This time around, Mei Xiang only left the den for a few moments, and the team did not want to upset her by handling the cub longer than necessary. When Mei Xiang routinely leaves the den for longer periods of time, opportunities to perform more thorough health checks will arise. During a typical cub exam, the panda team charts the cub’s growth by obtaining its weight and measurements. In the near future, the Zoo’s veterinary team will join us to perform a full medical exam on the cub.
We also hope to take a cheek swab soon, which will enable our Center for Conservation Genomics scientists to confirm the cub’s sex via DNA analysis. Outwardly, cubs appear similar at birth, so this is the most accurate way to determine whether we have a male or female.
Earlier today, Mei Xiang left the den twice to eat. The first time, she snacked on some leaf eater biscuits, one of her favorite treats. Later, she stepped out to eat some bamboo, then returned to the den to care for her cub.
Some Panda Cam viewers have noticed that Mei Xiang and her cub have had some rodent visitors occasionally running through the den. As the seasons change and the weather becomes colder, the Giant Panda building—a secure, dry area protected from the elements—becomes an attractive place for opportunistic pests to seek shelter.
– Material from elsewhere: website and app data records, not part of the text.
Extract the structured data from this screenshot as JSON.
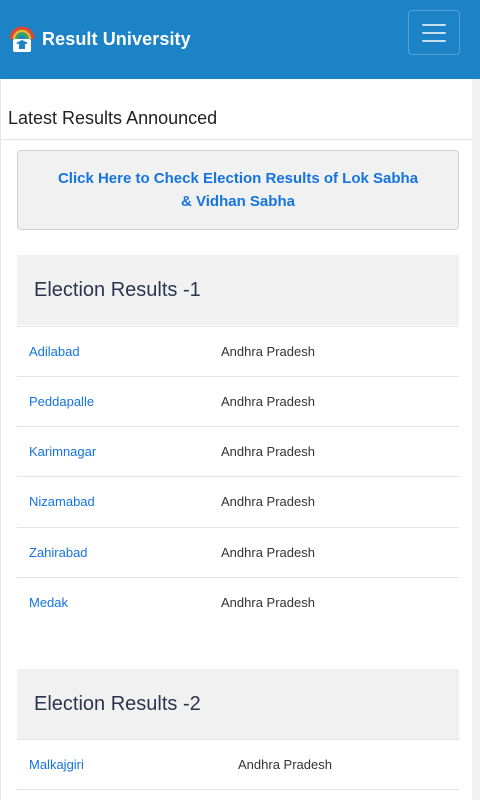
{
  "header": {
    "brand": "Result University",
    "logo_icon": "graduation-cap-icon",
    "menu_icon": "hamburger-menu-icon"
  },
  "main": {
    "section_title": "Latest Results Announced",
    "check_button_label": "Click Here to Check Election Results of Lok Sabha & Vidhan Sabha",
    "groups": [
      {
        "title": "Election Results -1",
        "rows": [
          {
            "constituency": "Adilabad",
            "state": "Andhra Pradesh"
          },
          {
            "constituency": "Peddapalle",
            "state": "Andhra Pradesh"
          },
          {
            "constituency": "Karimnagar",
            "state": "Andhra Pradesh"
          },
          {
            "constituency": "Nizamabad",
            "state": "Andhra Pradesh"
          },
          {
            "constituency": "Zahirabad",
            "state": "Andhra Pradesh"
          },
          {
            "constituency": "Medak",
            "state": "Andhra Pradesh"
          }
        ]
      },
      {
        "title": "Election Results -2",
        "rows": [
          {
            "constituency": "Malkajgiri",
            "state": "Andhra Pradesh"
          }
        ]
      }
    ]
  },
  "colors": {
    "navbar": "#1b83c6",
    "link": "#1474e0",
    "group_header_bg": "#f1f1f1"
  }
}
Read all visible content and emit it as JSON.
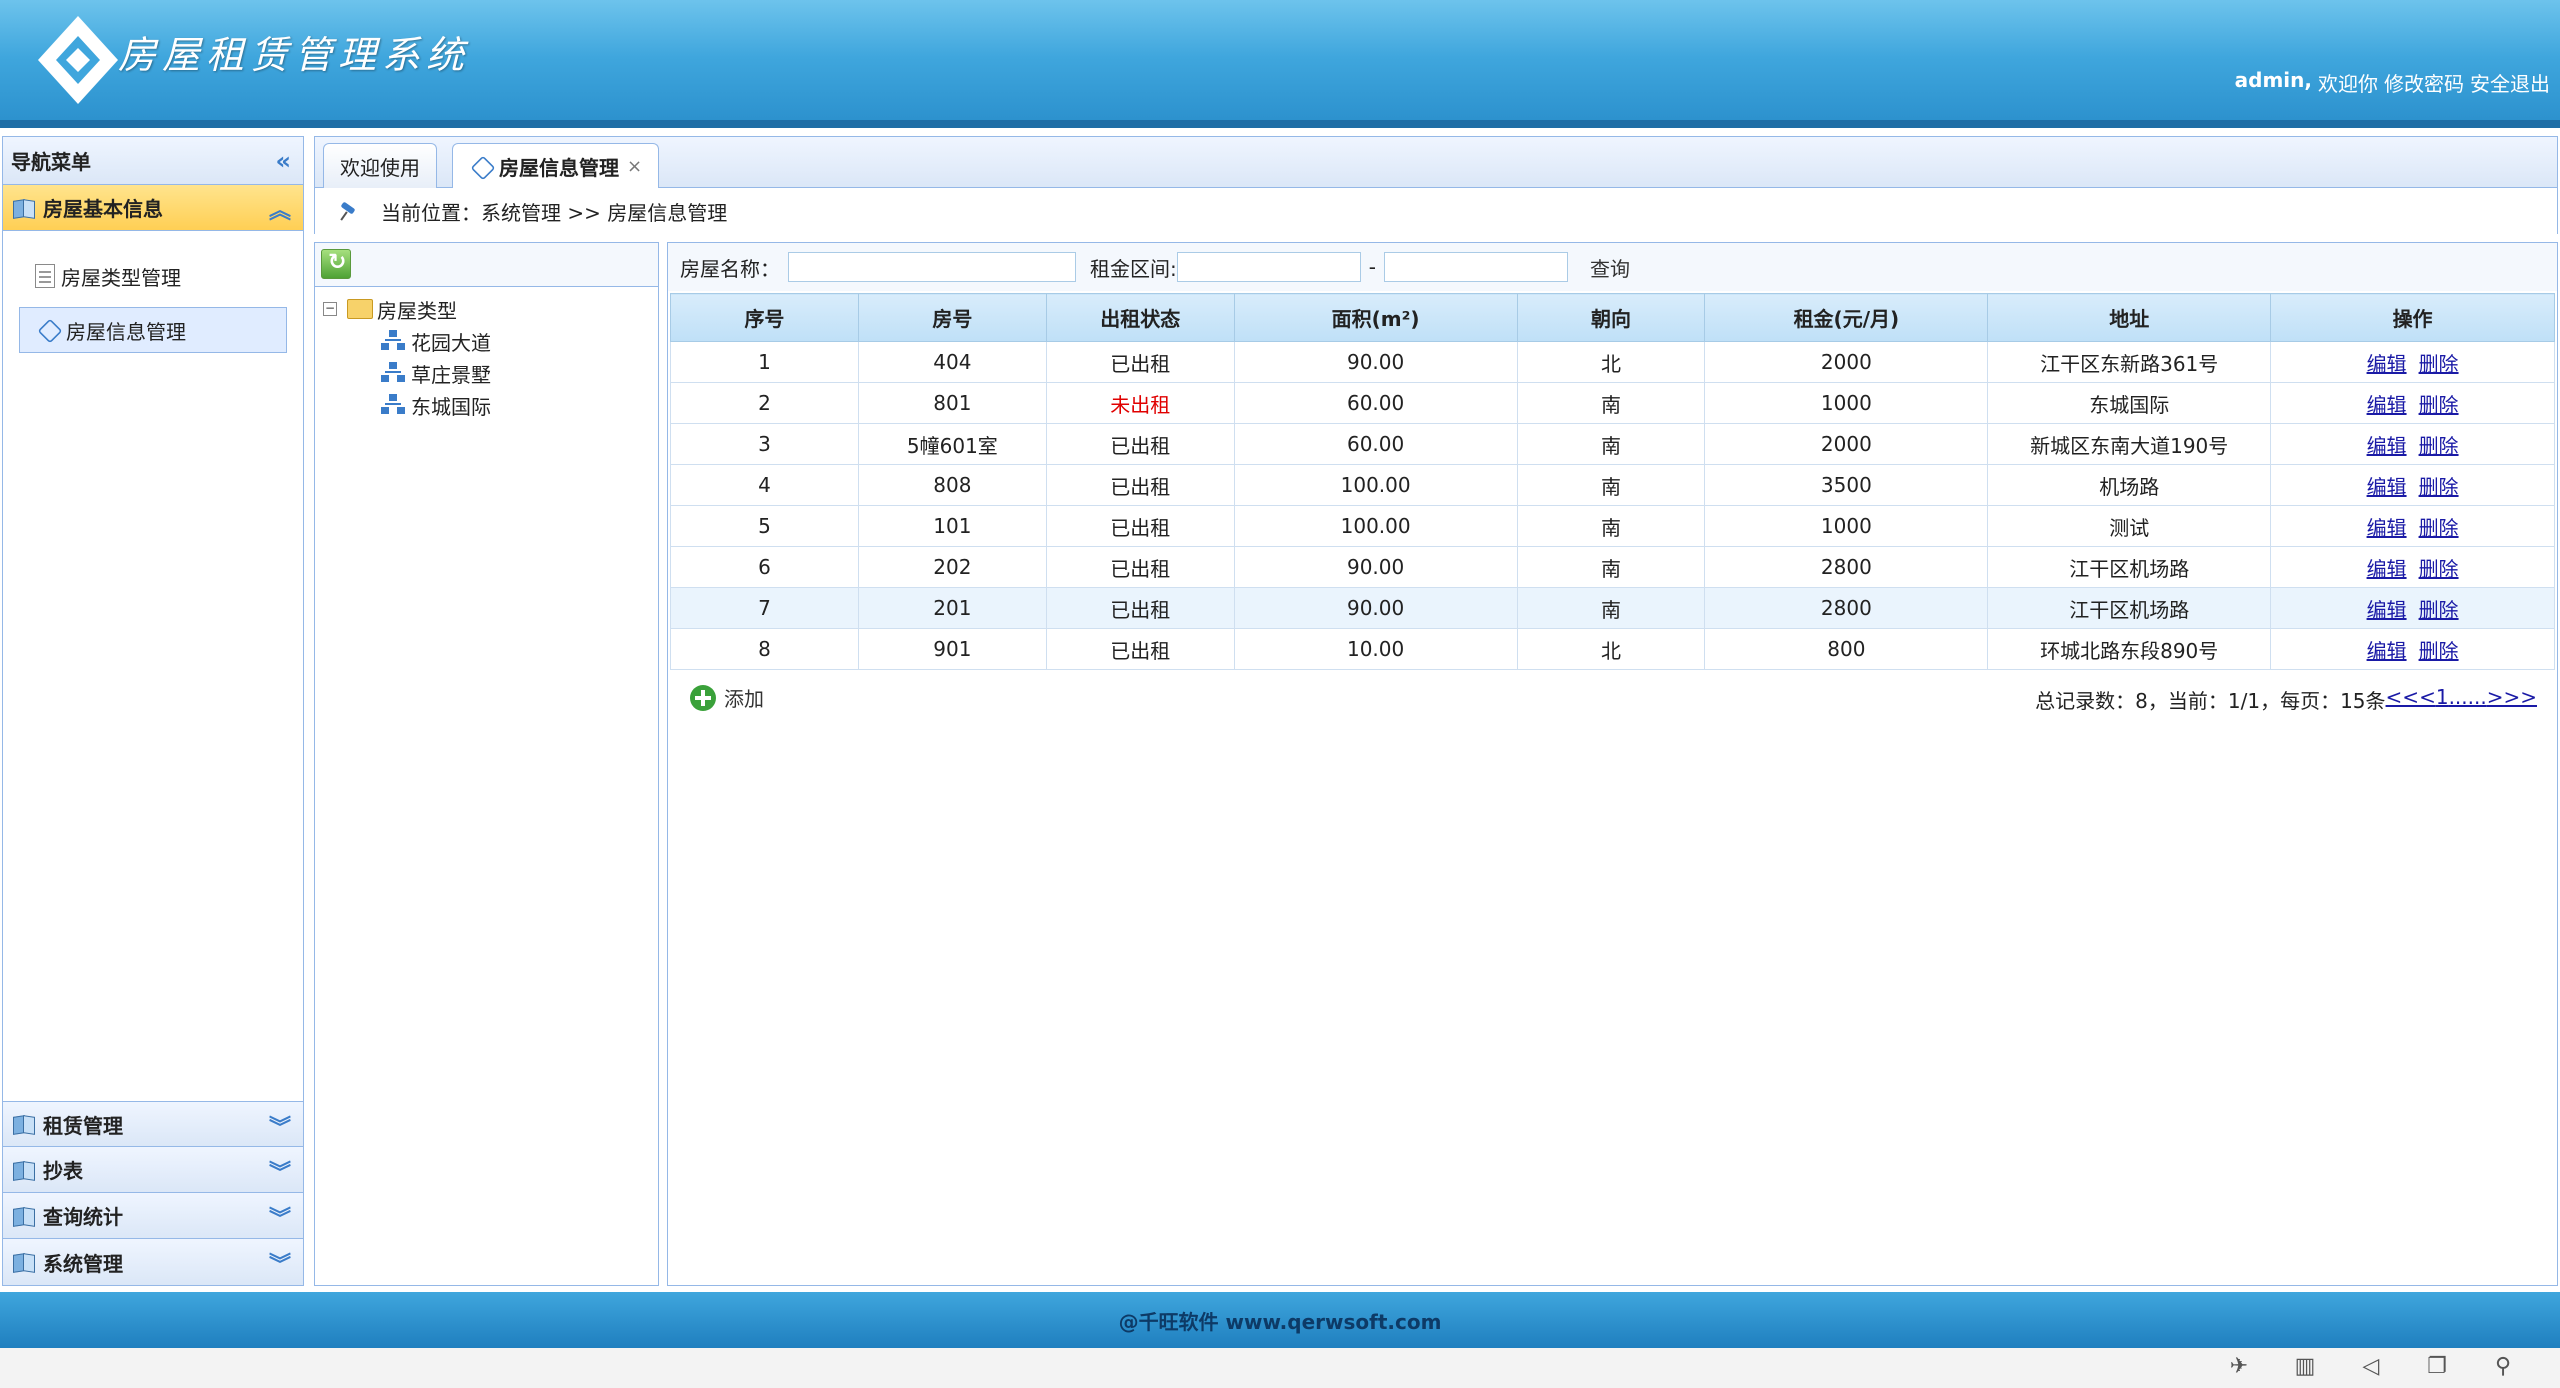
{
  "header": {
    "app_title": "房屋租赁管理系统",
    "username": "admin,",
    "welcome": "欢迎你",
    "change_password": "修改密码",
    "logout": "安全退出"
  },
  "nav": {
    "title": "导航菜单",
    "active_section": "房屋基本信息",
    "items": [
      "房屋类型管理",
      "房屋信息管理"
    ],
    "sections": [
      "租赁管理",
      "抄表",
      "查询统计",
      "系统管理"
    ]
  },
  "tabs": [
    "欢迎使用",
    "房屋信息管理"
  ],
  "breadcrumb": "当前位置：系统管理 >> 房屋信息管理",
  "tree": {
    "root": "房屋类型",
    "children": [
      "花园大道",
      "草庄景墅",
      "东城国际"
    ]
  },
  "search": {
    "name_label": "房屋名称：",
    "rent_label": "租金区间:",
    "separator": "-",
    "query_button": "查询"
  },
  "table": {
    "headers": [
      "序号",
      "房号",
      "出租状态",
      "面积(m²)",
      "朝向",
      "租金(元/月)",
      "地址",
      "操作"
    ],
    "rows": [
      [
        "1",
        "404",
        "已出租",
        "90.00",
        "北",
        "2000",
        "江干区东新路361号"
      ],
      [
        "2",
        "801",
        "未出租",
        "60.00",
        "南",
        "1000",
        "东城国际"
      ],
      [
        "3",
        "5幢601室",
        "已出租",
        "60.00",
        "南",
        "2000",
        "新城区东南大道190号"
      ],
      [
        "4",
        "808",
        "已出租",
        "100.00",
        "南",
        "3500",
        "机场路"
      ],
      [
        "5",
        "101",
        "已出租",
        "100.00",
        "南",
        "1000",
        "测试"
      ],
      [
        "6",
        "202",
        "已出租",
        "90.00",
        "南",
        "2800",
        "江干区机场路"
      ],
      [
        "7",
        "201",
        "已出租",
        "90.00",
        "南",
        "2800",
        "江干区机场路"
      ],
      [
        "8",
        "901",
        "已出租",
        "10.00",
        "北",
        "800",
        "环城北路东段890号"
      ]
    ],
    "edit_label": "编辑",
    "delete_label": "删除"
  },
  "footer_actions": {
    "add_label": "添加",
    "summary": "总记录数：8，当前：1/1，每页：15条",
    "pager_links": [
      "<<<",
      "1",
      "......",
      ">>>"
    ]
  },
  "footer": "@千旺软件 www.qerwsoft.com",
  "colors": {
    "header": "#3fa6dd",
    "unrented": "#e00000",
    "link": "#1a1aa6"
  }
}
The food that our giant pandas eat also attracts rodents.
We have a team of pest management specialists who work with keepers to reduce and control our visiting rodent population throughout the Zoo. For the safety of the animals in our collection, we do not use pesticides or traps in the bears’ enclosures. Fortunately, Mei Xiang is a 200-pound bear with strong instincts to protect her cub. No rodent—however clever or cunning—poses a serious threat to either of them.
This story appears in the Sept. 14 issue of the Giant Panda Bulletin. Planning a visit to the Zoo? Please note that Asia Trail, including giant panda viewing, will be closed beginning today, Sept. 14, for repaving.